In January 2001, then-President Bill Clinton designated Governors Island, a former United States Army and Coast Guard military base off the southern tip of Manhattan, a historic district in an effort to enhance the island’s public use. In March 2002, then-President George W. Bush, New York State then-Governor George Pataki and New York City Mayor Michael Bloomberg announced that Governors Island would be sold to the City of New York and New York State for a nominal fee. On January 31, 2003, the United States General Services Administration (GSA) transferred the 22-acre National Monument property to the Department of the Interior, to be managed by the National Parks Service (NPS), and the remainder of the Island to the Governors Island Preservation and Education Corporation (GIPEC), a New York not-for-profit corporation created in 2002 by the New York State for the purpose of owning and managing the 172-acre island, for $1.
As part of the transfer to GIPEC, the federal, state and local governments agreed to deed restrictions requiring - among other things - public accessibility, programming and uses that benefited the public, parkland, educational uses, and historic preservation. At least 40 acres must be for parkland, at least 20 acres for educational uses, and 30 acres for "public benefit uses." The remaining land, about one-third of the island, can be used for other uses, including commercial.
In January 2004, GIPEC selected a consulting team for Governors Island pre-development and planning. Following the work of the consulting team, a request for expression of interest was issued by GIPEC in 2005. This bid was directed at developers, investors, and a range of potential tenants. GIPEC received 96 submissions and utilizing these submissions GIPEC issued three Requests for Proposals (RFPs) for various design and use aspects. GIPEC ultimately threw out all proposals, stating that “none of the whole island proposals met enough of the high standards set out in the RFP selection criteria, including a coherent vision supported by market data, financial return and funding sources, combined with the depth of team experience that would be expected as part of a deal to justify a designation.” Thus, GIPEC decided to focus on the parkland components instead of selecting a long-term partner for redevelopment. On November 12, 2006 the group issued a Request for Statements of Qualification (RFQ) for professional design services for “new and historic parklands and [the] waterfront promenade”.
In January 2006, the city and state pledged to contribute a combined $60 million toward Governors Island’s preservation and redevelopment, although an alliance of civic groups said that this would not be enough. Free ferry rides from Lower Manhattan to Governors Island began in the summer of 2006, attracting 26,000 visitors, up from 8,000 in 2005. In 2006 it was also announced that Bushwick’s public New York Harbor School would relocate to the Island in 2010.
Governors Island development continued in 2007, as the city and state again split operating costs. In June 2007, a new operator was chosen to run the free ferry transportation to the Island, and in July 2007, GIPEC purchased a new ferry.

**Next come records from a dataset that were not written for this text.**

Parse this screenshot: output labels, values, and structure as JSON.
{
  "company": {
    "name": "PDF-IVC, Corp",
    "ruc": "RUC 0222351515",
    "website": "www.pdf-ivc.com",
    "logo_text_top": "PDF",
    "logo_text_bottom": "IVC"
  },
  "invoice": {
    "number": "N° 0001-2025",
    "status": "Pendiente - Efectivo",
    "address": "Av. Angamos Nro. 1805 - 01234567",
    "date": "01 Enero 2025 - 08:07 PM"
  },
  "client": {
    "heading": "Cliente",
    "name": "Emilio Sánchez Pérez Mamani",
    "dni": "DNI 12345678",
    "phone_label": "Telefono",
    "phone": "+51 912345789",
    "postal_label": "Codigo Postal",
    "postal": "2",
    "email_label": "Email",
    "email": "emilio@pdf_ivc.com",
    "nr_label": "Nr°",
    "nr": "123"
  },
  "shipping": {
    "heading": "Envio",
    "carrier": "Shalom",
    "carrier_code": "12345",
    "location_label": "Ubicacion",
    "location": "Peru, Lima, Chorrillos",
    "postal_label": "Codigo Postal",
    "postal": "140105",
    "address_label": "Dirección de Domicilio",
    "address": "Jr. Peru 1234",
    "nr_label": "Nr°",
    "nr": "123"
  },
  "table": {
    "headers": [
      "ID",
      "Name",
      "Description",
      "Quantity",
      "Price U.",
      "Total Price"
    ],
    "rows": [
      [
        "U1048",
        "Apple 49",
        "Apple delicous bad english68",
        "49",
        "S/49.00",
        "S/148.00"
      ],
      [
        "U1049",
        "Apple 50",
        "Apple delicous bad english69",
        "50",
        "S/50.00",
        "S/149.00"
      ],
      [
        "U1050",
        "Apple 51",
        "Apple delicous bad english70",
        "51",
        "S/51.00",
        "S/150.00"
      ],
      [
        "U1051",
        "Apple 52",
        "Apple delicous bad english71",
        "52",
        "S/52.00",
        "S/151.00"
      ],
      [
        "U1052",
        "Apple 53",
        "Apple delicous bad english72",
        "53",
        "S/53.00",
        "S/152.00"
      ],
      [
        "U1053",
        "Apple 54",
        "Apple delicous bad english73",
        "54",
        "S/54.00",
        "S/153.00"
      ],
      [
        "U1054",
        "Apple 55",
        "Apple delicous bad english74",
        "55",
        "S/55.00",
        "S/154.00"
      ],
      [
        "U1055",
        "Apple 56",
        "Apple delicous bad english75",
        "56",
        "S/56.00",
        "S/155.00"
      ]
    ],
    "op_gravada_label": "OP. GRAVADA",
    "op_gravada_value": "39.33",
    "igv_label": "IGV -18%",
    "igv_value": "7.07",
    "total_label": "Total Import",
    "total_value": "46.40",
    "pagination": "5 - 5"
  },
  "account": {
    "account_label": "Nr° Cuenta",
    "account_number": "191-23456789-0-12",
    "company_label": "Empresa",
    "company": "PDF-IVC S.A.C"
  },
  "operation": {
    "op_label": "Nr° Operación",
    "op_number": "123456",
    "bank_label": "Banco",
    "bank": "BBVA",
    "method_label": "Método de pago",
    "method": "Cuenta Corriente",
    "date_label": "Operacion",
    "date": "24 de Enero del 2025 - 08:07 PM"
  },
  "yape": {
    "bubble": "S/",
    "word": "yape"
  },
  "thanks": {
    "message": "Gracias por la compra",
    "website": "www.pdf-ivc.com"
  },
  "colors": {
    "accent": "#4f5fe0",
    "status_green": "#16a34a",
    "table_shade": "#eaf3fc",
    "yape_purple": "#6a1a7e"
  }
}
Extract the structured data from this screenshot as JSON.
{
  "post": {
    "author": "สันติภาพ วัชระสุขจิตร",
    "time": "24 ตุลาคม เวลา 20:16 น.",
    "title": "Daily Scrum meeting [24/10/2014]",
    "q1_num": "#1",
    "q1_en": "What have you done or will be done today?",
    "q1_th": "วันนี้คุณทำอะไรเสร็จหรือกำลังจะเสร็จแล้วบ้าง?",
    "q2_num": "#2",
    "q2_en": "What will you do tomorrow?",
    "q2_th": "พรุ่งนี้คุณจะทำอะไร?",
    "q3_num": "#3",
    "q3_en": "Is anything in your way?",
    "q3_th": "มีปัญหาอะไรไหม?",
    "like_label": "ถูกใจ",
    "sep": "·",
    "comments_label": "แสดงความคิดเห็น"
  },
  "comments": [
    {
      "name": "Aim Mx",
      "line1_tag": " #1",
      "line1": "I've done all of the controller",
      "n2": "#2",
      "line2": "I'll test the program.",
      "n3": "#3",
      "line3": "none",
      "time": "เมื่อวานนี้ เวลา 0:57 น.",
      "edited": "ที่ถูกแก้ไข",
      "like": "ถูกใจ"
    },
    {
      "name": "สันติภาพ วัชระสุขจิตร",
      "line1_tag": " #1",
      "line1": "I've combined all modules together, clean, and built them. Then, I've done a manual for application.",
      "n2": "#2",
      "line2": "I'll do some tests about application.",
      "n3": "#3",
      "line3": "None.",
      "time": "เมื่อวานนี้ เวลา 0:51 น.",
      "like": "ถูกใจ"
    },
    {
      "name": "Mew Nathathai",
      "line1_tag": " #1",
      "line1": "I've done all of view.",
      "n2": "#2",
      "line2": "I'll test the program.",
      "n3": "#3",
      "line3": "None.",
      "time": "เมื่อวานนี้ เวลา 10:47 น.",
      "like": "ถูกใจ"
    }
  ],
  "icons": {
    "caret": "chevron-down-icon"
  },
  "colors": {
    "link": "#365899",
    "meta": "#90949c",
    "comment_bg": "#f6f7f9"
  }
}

Free transportation to the island, bicycle rentals, cultural events, and recreational activities attracted over 100,000 visitors to Governors Island in 2008, as compared to 56,000 visitors in 2007. The island’s success as a visitor destination led to the planning of more projects, such as an entertainment complex, art studio, and exhibition space.
Developments on the island continue to evolve. In April 2009, the NPS announced that a portion of federal stimulus money would be allocated to stabilize Castle Williams, a monument on the island. Liberty Village, a Coast Guard housing complex built in 1988, was torn down and the site converted to a picnic area for the summer of 2009. The demolition of Liberty Village also opened the island’s 2.2-mile perimeter to pedestrians and bicyclists for the first time. $120 million in public financing has been invested in the project thus far and demolition and conversion to parkland is expected to be entirely complete in 2012 - although more funding will likely be needed. In June of 2009, the GIPEC collaborated with Brooklyn non-profit Added Value to open a 3-acre organic farm.
Within Governors Island's historic district, there are 52 buildings totaling 1.4 million square feet of space that require renovations. Any reuse of these buildings or new development must be submitted for approval through an RFP process. Three tenants have successfully submitted bids to occupy space on the island: the New York Harbor School, the Lower Manhattan Cultural Council, and the New York Water Taxi Beach (purveyor of dining and entertainment).
In April 2010, the state and city brokered a deal wherein the city acquired the 172 acre Governors Island. Much of the island will be converted into a public park, with some land reserved for commercial development, a high school, and a possible satellite campus of New York University. Under the terms of the agreement, Mayor Bloomberg will appoint 9 of the 13 members to the new Governors Island Operating Entity.
The total cost of redeveloping the Governors Island will reach an estimated $200 million, of which New York City has already pledged $41.5 million. The city will assume full responsibility for maintaining the island, except for a section occupied by a historic fortress that will remain controlled by the National Park Service. A transfer agreement with the federal government prohibits the city from building residential housing or casinos on the island. The acquisition of Governors Island reflects a major accomplishment in the city’s goal of acquiring more properties owned by the cash strapped State of New York.
Last updated: June 1, 2010